Downsize, Expansion & Today’s Amazing Location
In the mid-1990s, the reorganization and consolidation of the Canadian military resulted in many bases being downsized, merged or closed. On June 21st, 1997, it happened to the Currie Barracks, with the base being officially decommissioned and personnel being relocated to the CFB Edmonton.
That didn’t spend the end of the base, though.
In 1998, the Canada Lands Company purchased the land and buildings for future development. Over the next two decades, the land surrounding the barracks was used for homes, condominiums and a small shopping centre, with the area now known as Garrison Woods.
During this period, the original buildings of the Barracks remained the same, with slow re-developments turning them into a variety of commercial and residential uses that you now see, including The Inn, The Event Hall, Flanders Fine Foods, The Historic Living Room and The Snake Pit.
If you would like to know more about the history of The Inn in Calgary or the Currie Barracks, visit us or contact us for more information. We’re happy to shine a light on this amazing location.

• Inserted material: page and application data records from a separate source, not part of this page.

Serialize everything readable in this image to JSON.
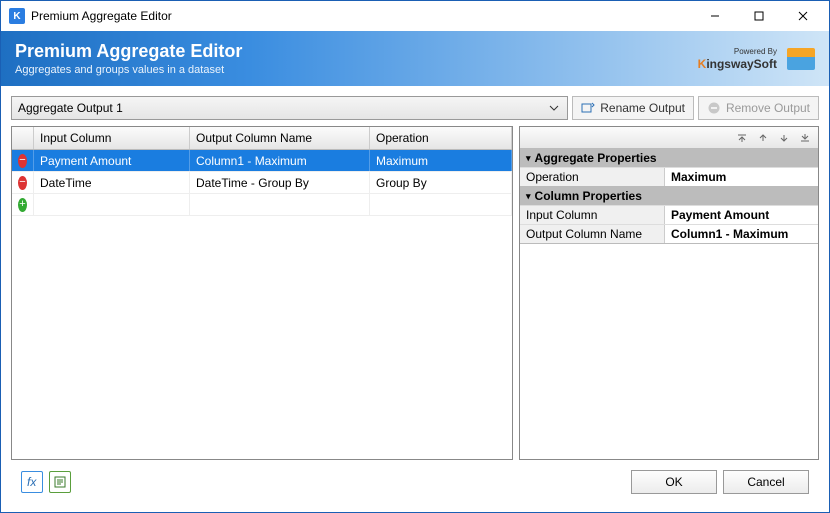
{
  "window": {
    "title": "Premium Aggregate Editor"
  },
  "header": {
    "title": "Premium Aggregate Editor",
    "subtitle": "Aggregates and groups values in a dataset",
    "powered_by": "Powered By",
    "brand_k": "K",
    "brand_rest": "ingswaySoft"
  },
  "output": {
    "selected": "Aggregate Output 1",
    "rename_label": "Rename Output",
    "remove_label": "Remove Output"
  },
  "grid": {
    "headers": {
      "input": "Input Column",
      "output": "Output Column Name",
      "operation": "Operation"
    },
    "rows": [
      {
        "input": "Payment Amount",
        "output": "Column1 - Maximum",
        "operation": "Maximum",
        "selected": true
      },
      {
        "input": "DateTime",
        "output": "DateTime - Group By",
        "operation": "Group By",
        "selected": false
      }
    ]
  },
  "props": {
    "agg_section": "Aggregate Properties",
    "col_section": "Column Properties",
    "operation_key": "Operation",
    "operation_val": "Maximum",
    "input_key": "Input Column",
    "input_val": "Payment Amount",
    "output_key": "Output Column Name",
    "output_val": "Column1 - Maximum"
  },
  "footer": {
    "ok": "OK",
    "cancel": "Cancel"
  }
}
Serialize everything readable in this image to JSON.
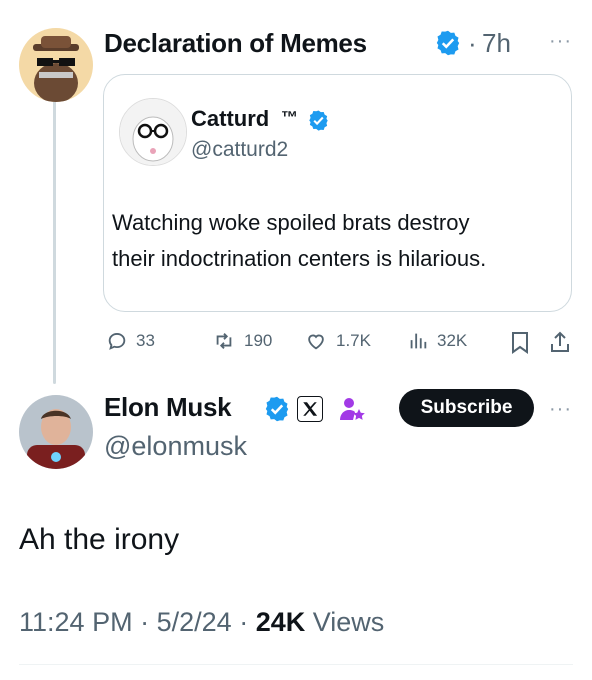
{
  "parent_tweet": {
    "author": "Declaration of Memes",
    "time_separator": "·",
    "time": "7h",
    "more": "···",
    "quoted": {
      "author": "Catturd",
      "tm": "™",
      "handle": "@catturd2",
      "text_line1": "Watching woke spoiled brats destroy",
      "text_line2": "their indoctrination centers is hilarious."
    },
    "actions": {
      "replies": "33",
      "reposts": "190",
      "likes": "1.7K",
      "views": "32K"
    }
  },
  "main_tweet": {
    "author": "Elon Musk",
    "handle": "@elonmusk",
    "subscribe_label": "Subscribe",
    "more": "···",
    "text": "Ah the irony",
    "time": "11:24 PM",
    "sep1": "·",
    "date": "5/2/24",
    "sep2": "·",
    "views_count": "24K",
    "views_label": "Views"
  },
  "colors": {
    "verified": "#1d9bf0",
    "text": "#0f1419",
    "muted": "#536471",
    "border": "#cfd9de",
    "affiliate_purple": "#a23ae6"
  }
}
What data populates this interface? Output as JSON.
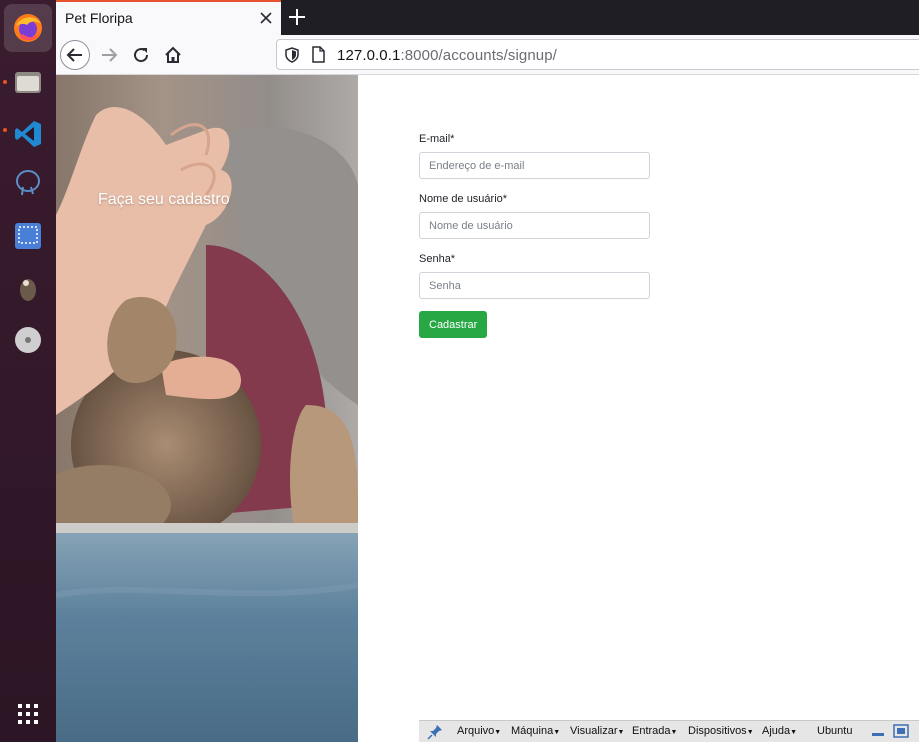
{
  "browser": {
    "tab_title": "Pet Floripa",
    "url_host": "127.0.0.1",
    "url_rest": ":8000/accounts/signup/"
  },
  "dock": {
    "items": [
      "firefox-icon",
      "files-icon",
      "vscode-icon",
      "postgresql-icon",
      "screenshot-icon",
      "gimp-icon",
      "dvd-icon",
      "apps-grid-icon"
    ]
  },
  "hero": {
    "title": "Faça seu cadastro"
  },
  "form": {
    "email_label": "E-mail*",
    "email_placeholder": "Endereço de e-mail",
    "username_label": "Nome de usuário*",
    "username_placeholder": "Nome de usuário",
    "password_label": "Senha*",
    "password_placeholder": "Senha",
    "submit_label": "Cadastrar"
  },
  "vbox_menu": {
    "arquivo": "Arquivo",
    "maquina": "Máquina",
    "visualizar": "Visualizar",
    "entrada": "Entrada",
    "dispositivos": "Dispositivos",
    "ajuda": "Ajuda",
    "ubuntu": "Ubuntu"
  },
  "colors": {
    "submit": "#28a745",
    "dock": "#2c1524",
    "tab_accent": "#e5522d"
  }
}
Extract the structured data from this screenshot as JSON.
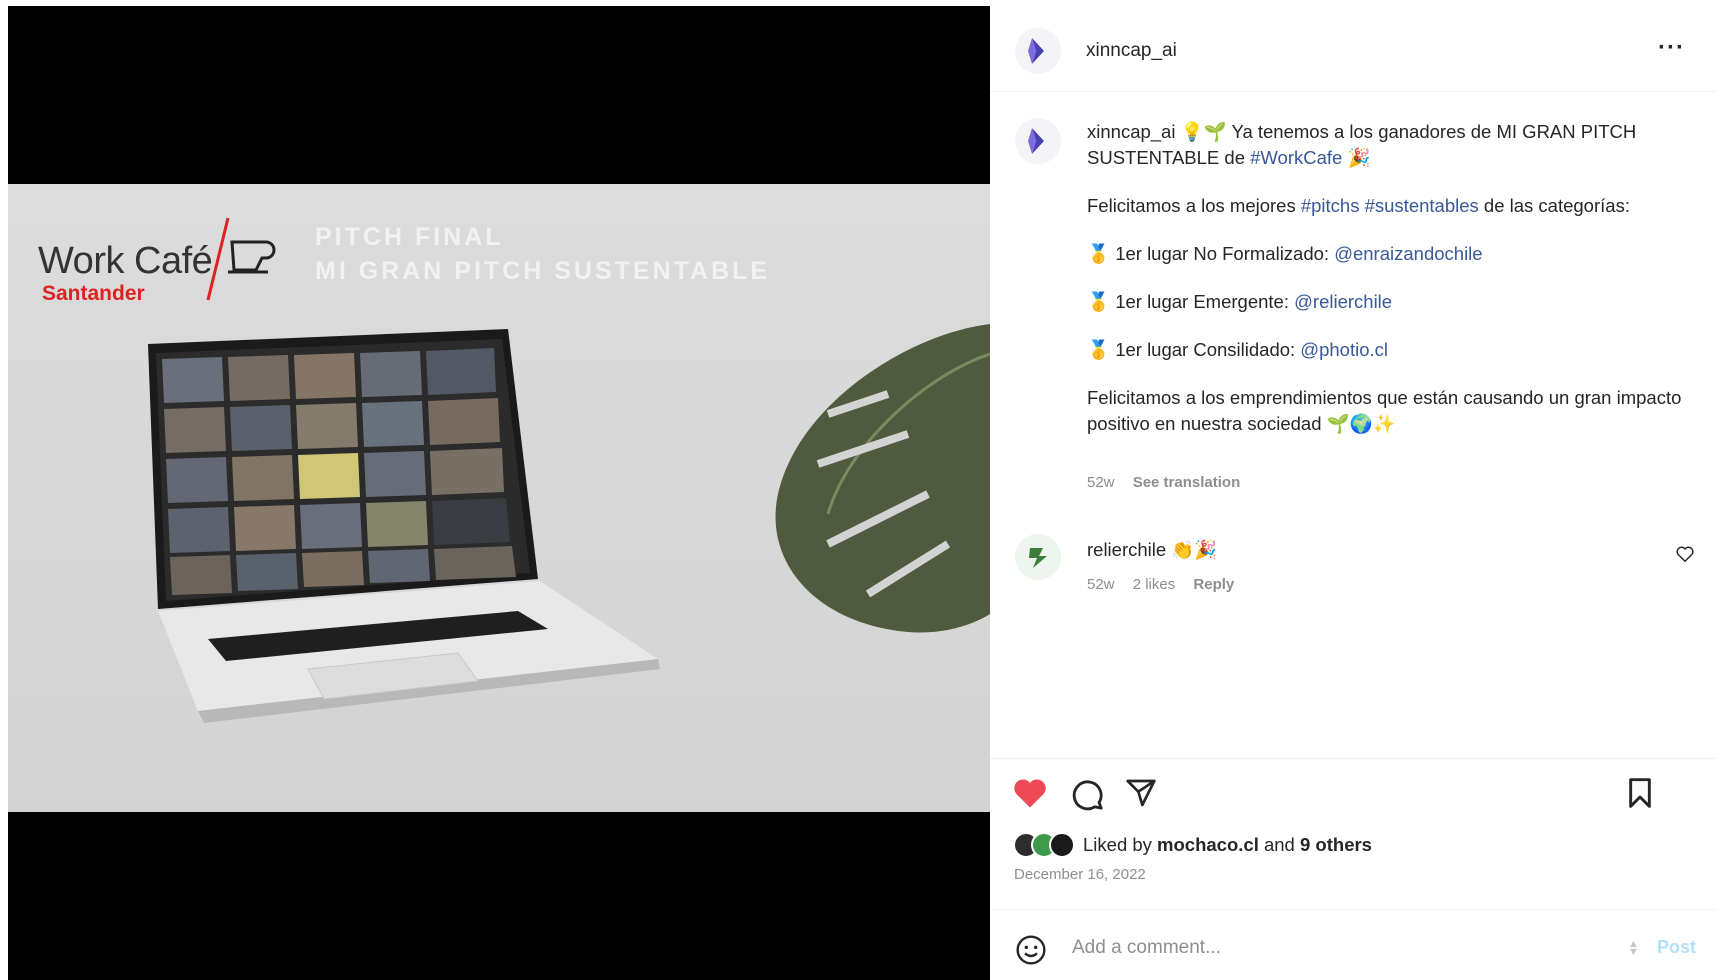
{
  "media": {
    "brand_work": "Work Café",
    "brand_sub": "Santander",
    "pitch_line1": "PITCH FINAL",
    "pitch_line2": "MI GRAN PITCH SUSTENTABLE"
  },
  "header": {
    "username": "xinncap_ai",
    "more_label": "···"
  },
  "caption": {
    "username": "xinncap_ai",
    "line1_text": "Ya tenemos a los ganadores de MI GRAN PITCH SUSTENTABLE de",
    "line1_tag": "#WorkCafe",
    "p2_pre": "Felicitamos a los mejores",
    "p2_tag1": "#pitchs",
    "p2_tag2": "#sustentables",
    "p2_post": "de las categorías:",
    "winners": [
      {
        "label": "1er lugar No Formalizado:",
        "handle": "@enraizandochile"
      },
      {
        "label": "1er lugar Emergente:",
        "handle": "@relierchile"
      },
      {
        "label": "1er lugar Consilidado:",
        "handle": "@photio.cl"
      }
    ],
    "closing": "Felicitamos a los emprendimientos que están causando un gran impacto positivo en nuestra sociedad",
    "age": "52w",
    "see_translation": "See translation"
  },
  "comment": {
    "username": "relierchile",
    "age": "52w",
    "likes": "2 likes",
    "reply": "Reply"
  },
  "likes": {
    "prefix": "Liked by",
    "user": "mochaco.cl",
    "and": "and",
    "others": "9 others"
  },
  "date": "December 16, 2022",
  "comment_bar": {
    "placeholder": "Add a comment...",
    "post_label": "Post"
  },
  "colors": {
    "like_red": "#ed4956",
    "link_blue": "#385898",
    "post_disabled": "#b2dffc",
    "brand_red": "#dd2222"
  },
  "icons": [
    "xinncap-logo-icon",
    "more-icon",
    "medal-icon",
    "heart-icon",
    "comment-icon",
    "share-icon",
    "bookmark-icon",
    "emoji-icon"
  ]
}
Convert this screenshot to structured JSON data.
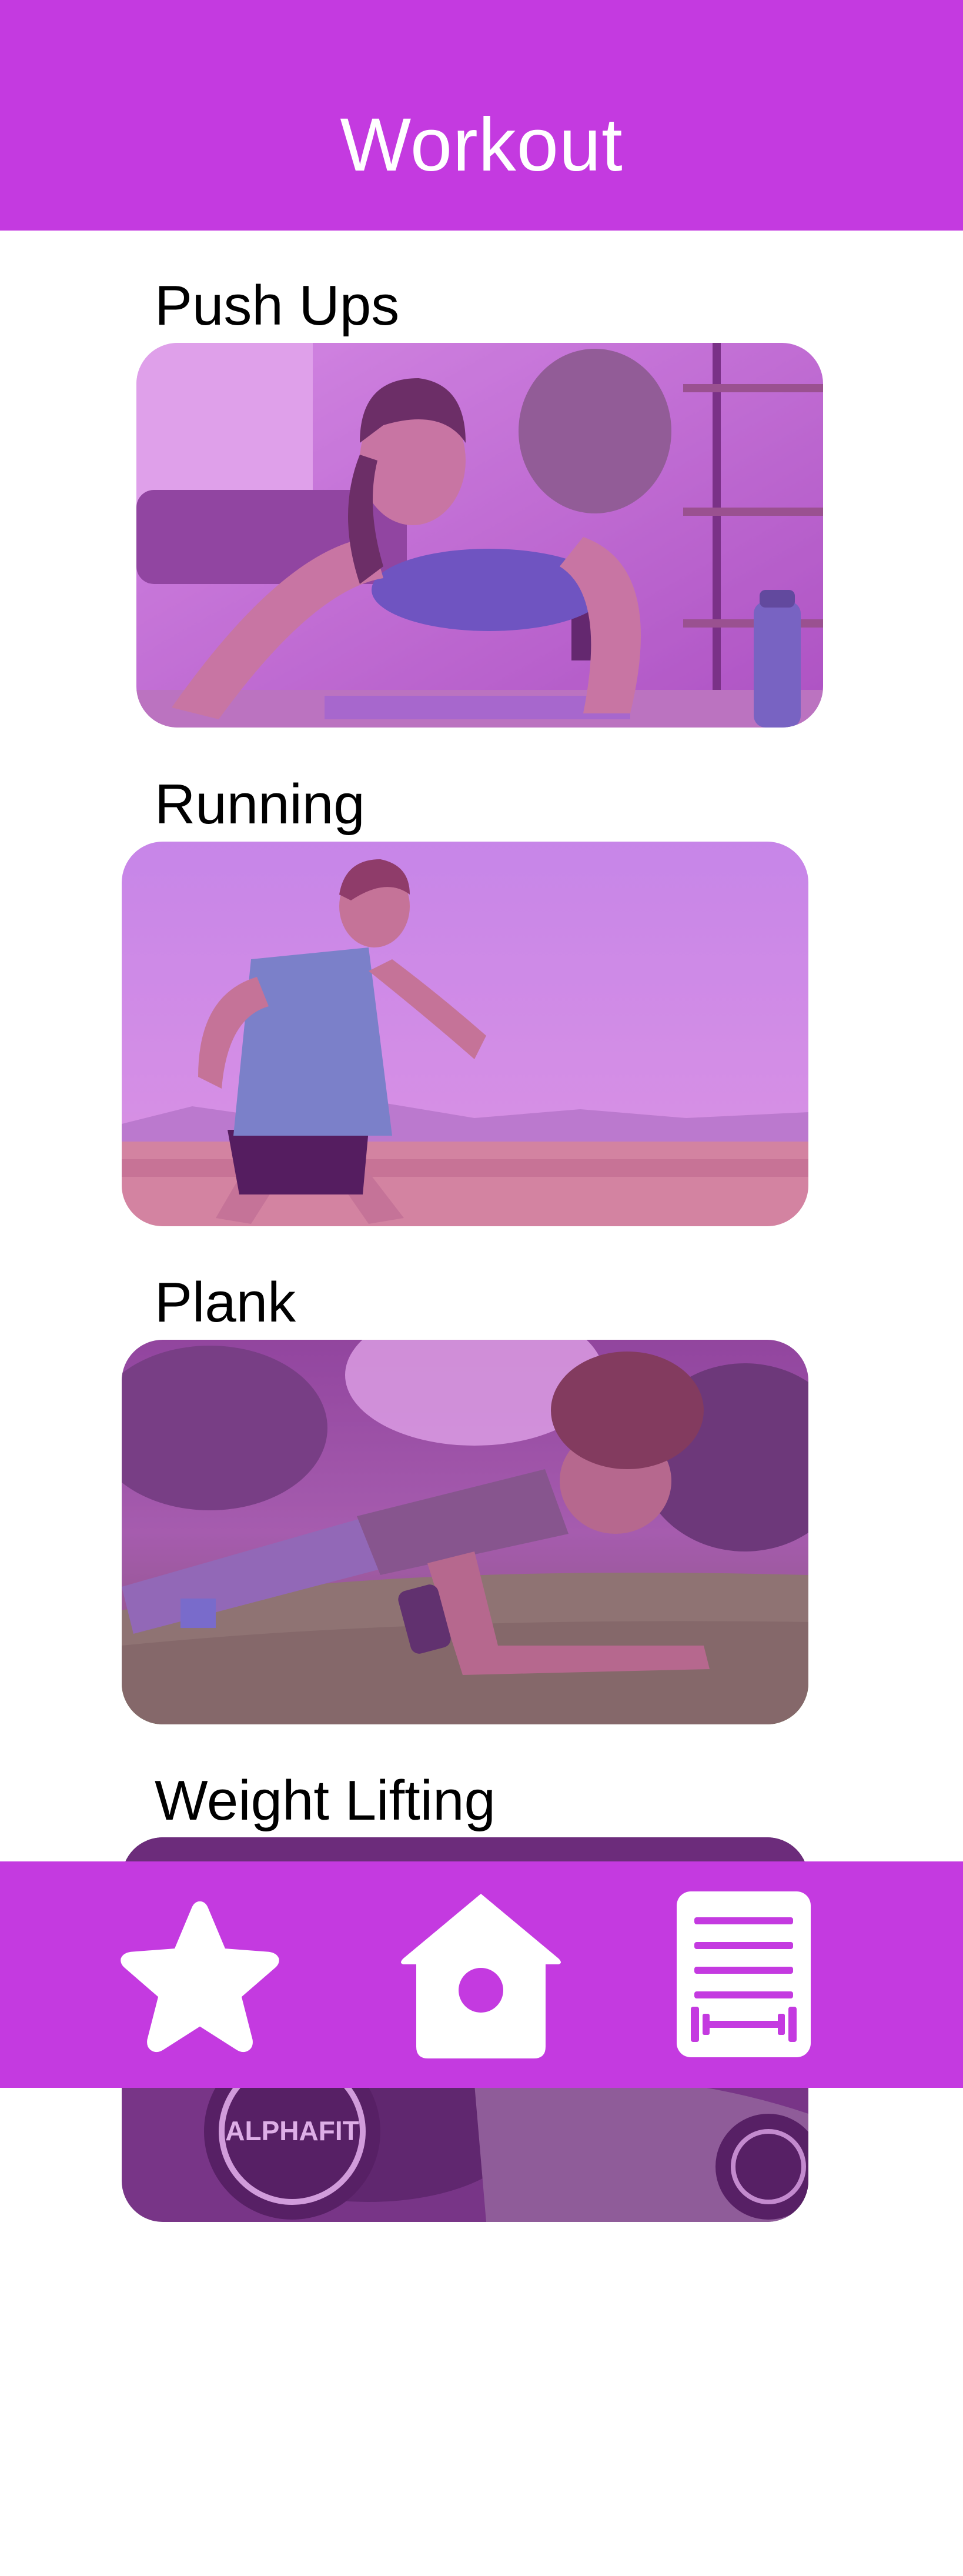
{
  "header": {
    "title": "Workout"
  },
  "workouts": [
    {
      "label": "Push Ups",
      "image": "push-ups-photo"
    },
    {
      "label": "Running",
      "image": "running-photo"
    },
    {
      "label": "Plank",
      "image": "plank-photo"
    },
    {
      "label": "Weight Lifting",
      "image": "weight-lifting-photo"
    }
  ],
  "bottom_nav": {
    "items": [
      {
        "icon": "star-icon",
        "name": "favorites"
      },
      {
        "icon": "home-icon",
        "name": "home"
      },
      {
        "icon": "workout-list-icon",
        "name": "workouts"
      }
    ]
  },
  "colors": {
    "accent": "#c43ae0",
    "header_text": "#ffffff",
    "body_text": "#000000"
  }
}
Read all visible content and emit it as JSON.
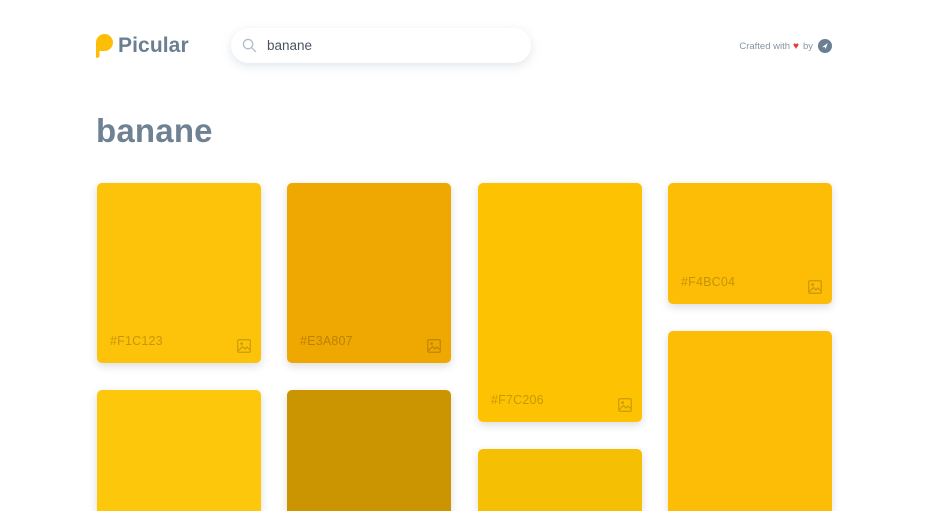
{
  "header": {
    "logo_text": "Picular",
    "logo_color": "#FDBE08",
    "search": {
      "value": "banane",
      "placeholder": "Search"
    },
    "credits": {
      "crafted": "Crafted with",
      "heart": "♥",
      "by": "by",
      "heart_color": "#E33B3B",
      "badge_color": "#6B7F93"
    }
  },
  "main": {
    "title": "banane"
  },
  "cards": [
    {
      "hex": "#F1C123",
      "color": "#FDC20A",
      "show_label": true
    },
    {
      "hex": "#E3A807",
      "color": "#EFA702",
      "show_label": true
    },
    {
      "hex": "#F7C206",
      "color": "#FDC302",
      "show_label": true
    },
    {
      "hex": "#F4BC04",
      "color": "#FDBC06",
      "show_label": true
    },
    {
      "hex": "",
      "color": "#FDC70B",
      "show_label": false
    },
    {
      "hex": "",
      "color": "#CA9500",
      "show_label": false
    },
    {
      "hex": "",
      "color": "#F5BF03",
      "show_label": false
    },
    {
      "hex": "",
      "color": "#FDBC06",
      "show_label": false
    }
  ]
}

Enjoy the modern inn experience at The Inn on Officers Garden. Our historical building blends the past with today’s modern workmanship, making us the perfect everyday social hub and ideal venue for weddings, corporate events, family reunions and weekends away. Our boutique hotel in Calgary offers numerous event spaces, and with the Inn Suites, you’ll get thirteen beautiful rooms for wedding days, nights and those looking for a getaway. Whether as a corporate event or for a small wedding venue in Calgary, The Inn at Officers’ Garden offers everything you need. Book your spot today by contacting us at (587) 885-1995 or at email@example.com.